> _Dataset rows for apps and sites_:
Start of Block

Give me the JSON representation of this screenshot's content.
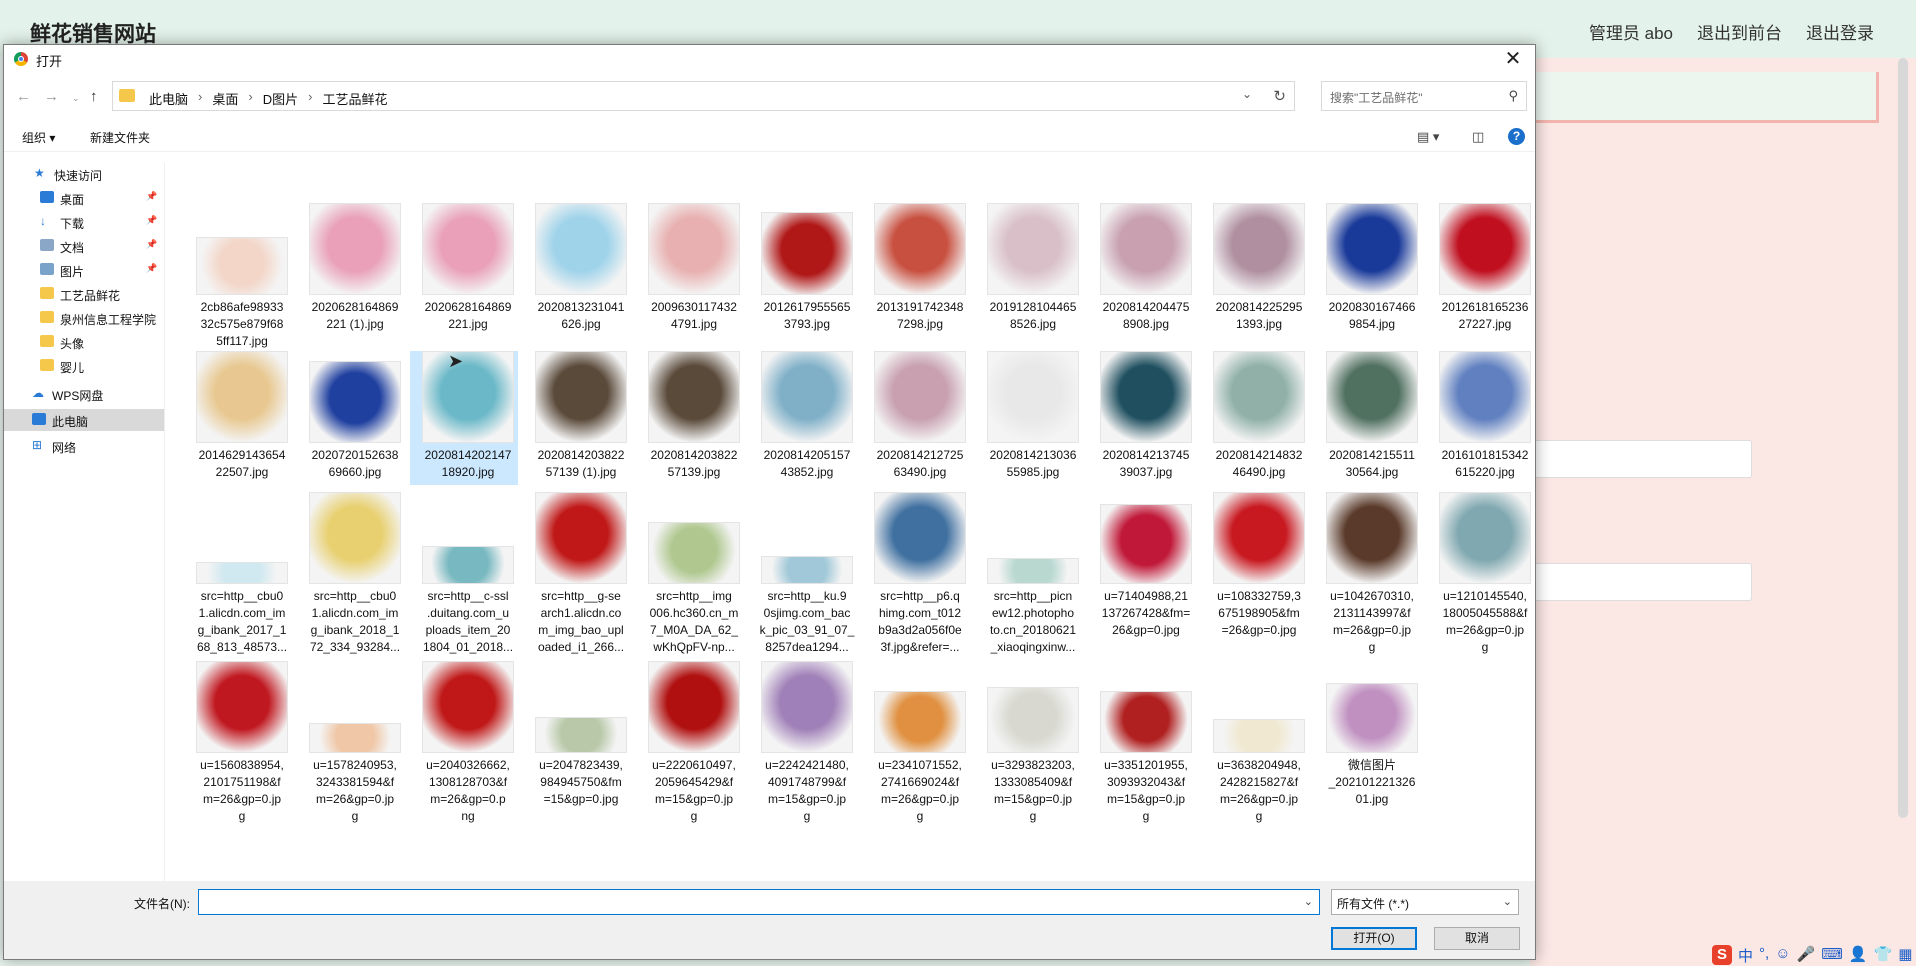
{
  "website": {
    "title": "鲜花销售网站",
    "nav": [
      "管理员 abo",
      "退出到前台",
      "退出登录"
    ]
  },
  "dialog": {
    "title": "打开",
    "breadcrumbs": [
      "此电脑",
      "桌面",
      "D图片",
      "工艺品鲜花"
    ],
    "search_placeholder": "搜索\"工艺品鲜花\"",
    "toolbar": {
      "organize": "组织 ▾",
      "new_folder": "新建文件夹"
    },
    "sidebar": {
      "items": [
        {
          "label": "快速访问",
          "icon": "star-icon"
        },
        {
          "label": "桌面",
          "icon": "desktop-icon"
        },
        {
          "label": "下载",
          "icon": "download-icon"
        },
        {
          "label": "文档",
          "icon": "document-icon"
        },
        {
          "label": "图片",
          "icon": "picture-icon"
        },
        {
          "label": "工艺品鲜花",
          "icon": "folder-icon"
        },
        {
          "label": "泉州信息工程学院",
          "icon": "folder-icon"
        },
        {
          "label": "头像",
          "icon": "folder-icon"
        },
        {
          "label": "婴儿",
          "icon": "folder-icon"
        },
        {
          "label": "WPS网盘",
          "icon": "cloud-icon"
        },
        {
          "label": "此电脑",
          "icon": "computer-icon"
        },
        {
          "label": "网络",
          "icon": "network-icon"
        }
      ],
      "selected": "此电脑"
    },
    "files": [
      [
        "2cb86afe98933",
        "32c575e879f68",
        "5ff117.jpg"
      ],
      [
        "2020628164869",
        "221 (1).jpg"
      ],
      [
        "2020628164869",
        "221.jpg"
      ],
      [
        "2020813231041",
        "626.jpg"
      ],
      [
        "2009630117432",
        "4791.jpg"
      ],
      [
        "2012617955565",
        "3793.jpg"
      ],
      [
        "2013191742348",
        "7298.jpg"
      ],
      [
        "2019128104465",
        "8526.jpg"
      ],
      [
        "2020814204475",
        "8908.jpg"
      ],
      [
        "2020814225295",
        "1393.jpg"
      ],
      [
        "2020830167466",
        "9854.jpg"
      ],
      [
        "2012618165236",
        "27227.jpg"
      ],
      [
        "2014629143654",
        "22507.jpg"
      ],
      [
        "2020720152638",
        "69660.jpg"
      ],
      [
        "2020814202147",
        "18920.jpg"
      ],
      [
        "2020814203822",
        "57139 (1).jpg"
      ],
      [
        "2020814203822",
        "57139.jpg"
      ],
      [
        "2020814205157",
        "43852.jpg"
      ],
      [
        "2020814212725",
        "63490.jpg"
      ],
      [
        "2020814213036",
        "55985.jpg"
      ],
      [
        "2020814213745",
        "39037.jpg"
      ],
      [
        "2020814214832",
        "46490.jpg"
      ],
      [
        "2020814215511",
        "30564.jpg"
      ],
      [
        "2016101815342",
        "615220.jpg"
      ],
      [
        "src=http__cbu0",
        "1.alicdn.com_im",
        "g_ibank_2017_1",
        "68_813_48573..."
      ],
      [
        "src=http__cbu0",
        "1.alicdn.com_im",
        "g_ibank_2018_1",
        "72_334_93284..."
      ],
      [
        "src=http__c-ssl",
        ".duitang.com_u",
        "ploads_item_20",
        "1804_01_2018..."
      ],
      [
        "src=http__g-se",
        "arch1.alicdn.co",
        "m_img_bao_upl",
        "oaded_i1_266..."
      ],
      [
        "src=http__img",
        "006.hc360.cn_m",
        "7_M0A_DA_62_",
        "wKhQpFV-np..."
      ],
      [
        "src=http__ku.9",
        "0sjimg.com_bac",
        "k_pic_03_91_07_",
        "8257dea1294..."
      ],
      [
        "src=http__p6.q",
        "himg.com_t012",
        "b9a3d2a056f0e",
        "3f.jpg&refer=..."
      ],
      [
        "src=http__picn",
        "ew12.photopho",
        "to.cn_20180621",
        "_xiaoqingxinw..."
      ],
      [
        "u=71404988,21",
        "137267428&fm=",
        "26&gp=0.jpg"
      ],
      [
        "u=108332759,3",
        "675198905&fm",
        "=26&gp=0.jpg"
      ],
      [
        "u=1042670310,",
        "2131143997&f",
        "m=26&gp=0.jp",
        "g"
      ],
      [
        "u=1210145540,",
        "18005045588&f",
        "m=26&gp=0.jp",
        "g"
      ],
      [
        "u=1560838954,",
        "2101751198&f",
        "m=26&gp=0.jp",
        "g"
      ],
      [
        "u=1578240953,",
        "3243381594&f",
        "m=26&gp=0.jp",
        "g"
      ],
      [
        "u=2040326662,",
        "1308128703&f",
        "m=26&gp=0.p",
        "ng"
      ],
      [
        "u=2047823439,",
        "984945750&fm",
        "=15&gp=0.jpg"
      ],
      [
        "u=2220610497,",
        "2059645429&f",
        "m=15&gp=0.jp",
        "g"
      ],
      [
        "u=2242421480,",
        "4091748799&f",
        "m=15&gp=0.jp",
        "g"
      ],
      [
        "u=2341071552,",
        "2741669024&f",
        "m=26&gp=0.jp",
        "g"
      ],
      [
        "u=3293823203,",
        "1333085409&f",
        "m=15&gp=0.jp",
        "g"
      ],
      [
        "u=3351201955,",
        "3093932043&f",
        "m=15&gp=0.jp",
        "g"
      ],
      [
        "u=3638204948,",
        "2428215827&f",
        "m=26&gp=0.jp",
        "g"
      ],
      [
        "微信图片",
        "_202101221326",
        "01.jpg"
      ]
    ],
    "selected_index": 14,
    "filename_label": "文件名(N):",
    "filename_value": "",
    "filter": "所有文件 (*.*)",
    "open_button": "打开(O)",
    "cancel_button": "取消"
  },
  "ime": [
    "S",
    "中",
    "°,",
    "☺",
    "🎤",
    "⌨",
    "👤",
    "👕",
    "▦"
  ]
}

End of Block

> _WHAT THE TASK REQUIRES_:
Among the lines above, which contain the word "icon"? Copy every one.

> _THE COMPLETED TASK_:
          "icon": "star-icon"
          "icon": "desktop-icon"
          "icon": "download-icon"
          "icon": "document-icon"
          "icon": "picture-icon"
          "icon": "folder-icon"
          "icon": "folder-icon"
          "icon": "folder-icon"
          "icon": "folder-icon"
          "icon": "cloud-icon"
          "icon": "computer-icon"
          "icon": "network-icon"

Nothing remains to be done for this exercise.